The Ndrangheta, the branch of the Italian mafia rooted in the region of Calabria, is the world’s leader in drug smuggling, the head of Italy’s police force, Antonio Manganelli, says.
In recent years, a string of police operations in northern Italy and the 2007 execution-style slayings of six suspected clan affiliates in Duisburg, Germany, have exposed the extent to which the Ndrangheta has expanded beyond its Calabrian base.
It is “today perhaps the strongest, the most present (organised crime force) in the field of drugs, I can confirm that,” Manganelli said during a press conference in Rome with Interpol Secretary General Ronald Noble.
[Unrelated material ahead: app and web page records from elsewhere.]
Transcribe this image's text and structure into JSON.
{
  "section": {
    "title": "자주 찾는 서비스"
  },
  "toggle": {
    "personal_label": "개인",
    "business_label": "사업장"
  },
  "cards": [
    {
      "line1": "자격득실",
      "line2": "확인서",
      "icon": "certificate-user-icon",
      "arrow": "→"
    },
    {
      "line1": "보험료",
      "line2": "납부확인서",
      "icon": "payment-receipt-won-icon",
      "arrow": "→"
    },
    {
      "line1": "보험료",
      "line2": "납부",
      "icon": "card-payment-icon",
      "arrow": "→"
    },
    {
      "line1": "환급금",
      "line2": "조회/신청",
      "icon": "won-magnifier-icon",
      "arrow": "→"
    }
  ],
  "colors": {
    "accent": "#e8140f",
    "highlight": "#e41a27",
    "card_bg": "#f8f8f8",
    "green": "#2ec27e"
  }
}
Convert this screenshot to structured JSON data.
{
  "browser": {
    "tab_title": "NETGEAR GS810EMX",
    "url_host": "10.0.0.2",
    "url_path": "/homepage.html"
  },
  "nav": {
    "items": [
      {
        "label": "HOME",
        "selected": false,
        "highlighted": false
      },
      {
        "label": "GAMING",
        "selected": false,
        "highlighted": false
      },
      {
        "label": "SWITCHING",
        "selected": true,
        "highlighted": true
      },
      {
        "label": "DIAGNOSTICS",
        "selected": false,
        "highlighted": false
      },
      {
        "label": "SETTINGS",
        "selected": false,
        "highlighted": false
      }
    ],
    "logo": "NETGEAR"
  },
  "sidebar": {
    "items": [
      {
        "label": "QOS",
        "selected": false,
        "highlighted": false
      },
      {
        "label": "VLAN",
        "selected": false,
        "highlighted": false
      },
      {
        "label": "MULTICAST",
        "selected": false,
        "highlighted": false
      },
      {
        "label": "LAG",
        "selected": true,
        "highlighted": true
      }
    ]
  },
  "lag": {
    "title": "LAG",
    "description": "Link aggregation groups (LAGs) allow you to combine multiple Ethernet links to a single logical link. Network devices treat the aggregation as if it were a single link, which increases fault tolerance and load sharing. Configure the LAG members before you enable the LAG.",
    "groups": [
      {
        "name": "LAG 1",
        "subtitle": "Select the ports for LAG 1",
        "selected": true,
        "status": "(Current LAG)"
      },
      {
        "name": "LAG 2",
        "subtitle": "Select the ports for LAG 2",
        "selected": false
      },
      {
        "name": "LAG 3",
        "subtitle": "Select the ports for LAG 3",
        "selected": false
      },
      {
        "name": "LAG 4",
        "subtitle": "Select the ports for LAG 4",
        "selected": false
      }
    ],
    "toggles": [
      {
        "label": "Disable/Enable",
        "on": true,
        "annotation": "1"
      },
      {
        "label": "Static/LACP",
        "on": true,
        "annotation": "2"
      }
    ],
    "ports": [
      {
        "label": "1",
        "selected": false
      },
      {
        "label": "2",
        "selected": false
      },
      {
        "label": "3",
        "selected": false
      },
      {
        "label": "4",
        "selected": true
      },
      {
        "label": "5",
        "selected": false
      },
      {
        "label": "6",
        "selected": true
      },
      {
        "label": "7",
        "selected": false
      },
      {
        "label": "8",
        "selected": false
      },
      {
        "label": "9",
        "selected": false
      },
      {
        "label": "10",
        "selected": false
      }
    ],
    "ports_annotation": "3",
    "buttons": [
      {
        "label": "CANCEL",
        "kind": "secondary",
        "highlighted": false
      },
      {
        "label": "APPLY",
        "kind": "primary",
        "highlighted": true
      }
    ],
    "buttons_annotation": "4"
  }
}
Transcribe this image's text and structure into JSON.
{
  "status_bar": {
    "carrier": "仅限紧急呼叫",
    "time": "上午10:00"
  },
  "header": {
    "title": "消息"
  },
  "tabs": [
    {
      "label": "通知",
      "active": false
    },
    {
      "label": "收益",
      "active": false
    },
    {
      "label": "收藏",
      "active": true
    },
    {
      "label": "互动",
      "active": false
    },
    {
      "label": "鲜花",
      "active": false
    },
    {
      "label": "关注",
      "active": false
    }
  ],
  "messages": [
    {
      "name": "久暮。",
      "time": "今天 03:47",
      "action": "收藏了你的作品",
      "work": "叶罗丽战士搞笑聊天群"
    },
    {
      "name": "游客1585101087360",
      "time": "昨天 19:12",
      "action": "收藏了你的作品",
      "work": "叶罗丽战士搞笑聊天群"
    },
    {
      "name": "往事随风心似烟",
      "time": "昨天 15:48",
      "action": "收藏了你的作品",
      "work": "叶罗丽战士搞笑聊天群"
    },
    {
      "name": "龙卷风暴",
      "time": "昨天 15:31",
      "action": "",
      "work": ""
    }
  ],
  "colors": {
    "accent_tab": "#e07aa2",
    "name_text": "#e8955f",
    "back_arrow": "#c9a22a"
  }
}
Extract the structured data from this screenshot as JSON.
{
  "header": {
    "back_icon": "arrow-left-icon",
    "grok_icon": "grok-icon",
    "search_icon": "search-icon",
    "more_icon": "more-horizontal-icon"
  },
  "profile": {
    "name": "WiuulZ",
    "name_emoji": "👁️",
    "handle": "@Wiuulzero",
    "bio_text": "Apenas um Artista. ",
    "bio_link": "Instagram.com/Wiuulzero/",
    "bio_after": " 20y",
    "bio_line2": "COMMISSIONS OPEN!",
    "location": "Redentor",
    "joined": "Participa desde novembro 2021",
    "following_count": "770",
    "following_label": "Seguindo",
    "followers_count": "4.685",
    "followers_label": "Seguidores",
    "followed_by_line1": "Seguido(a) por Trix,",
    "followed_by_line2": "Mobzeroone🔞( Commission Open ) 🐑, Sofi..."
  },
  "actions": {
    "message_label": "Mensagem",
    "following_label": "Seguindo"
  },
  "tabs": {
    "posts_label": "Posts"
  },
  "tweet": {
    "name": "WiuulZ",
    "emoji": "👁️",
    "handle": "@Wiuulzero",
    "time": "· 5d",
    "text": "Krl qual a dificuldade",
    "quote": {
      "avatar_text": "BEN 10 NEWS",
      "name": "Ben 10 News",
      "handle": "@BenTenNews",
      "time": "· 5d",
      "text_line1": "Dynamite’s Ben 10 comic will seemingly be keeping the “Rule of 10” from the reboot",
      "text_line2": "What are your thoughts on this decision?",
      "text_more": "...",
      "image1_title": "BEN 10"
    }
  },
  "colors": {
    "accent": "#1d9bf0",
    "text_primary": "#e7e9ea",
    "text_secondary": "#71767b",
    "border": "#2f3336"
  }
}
“Calabrian groups are thought to be the strongest,” Manganelli insisted, noting that he could not confirm whether they controlled 60 per cent of the world’s cocaine market, as a journalist had asked.
Underscoring the concerns about the Ndrangheta, Prime Minister Mario Monti’s government later on Tuesday adopted an emergency decree, removing from office the local administration in Reggio Calabria, the regional capital of Calabria, because of mafia infiltration concerns.
It was the first time that such a decision was imposed on a provincial capital, Interior Minister Anna Maria Cancellieri said, speaking about the “contiguity” between Ndrangheta circles and the local centre-right administration, elected in 2011.
Noble was in Rome to prepare an Interpol general assembly for November 5-8 in the Italian capital.
He said the event would be preceded by a meeting of interior ministers from more than 100 countries to discuss global security and anti-terrorism.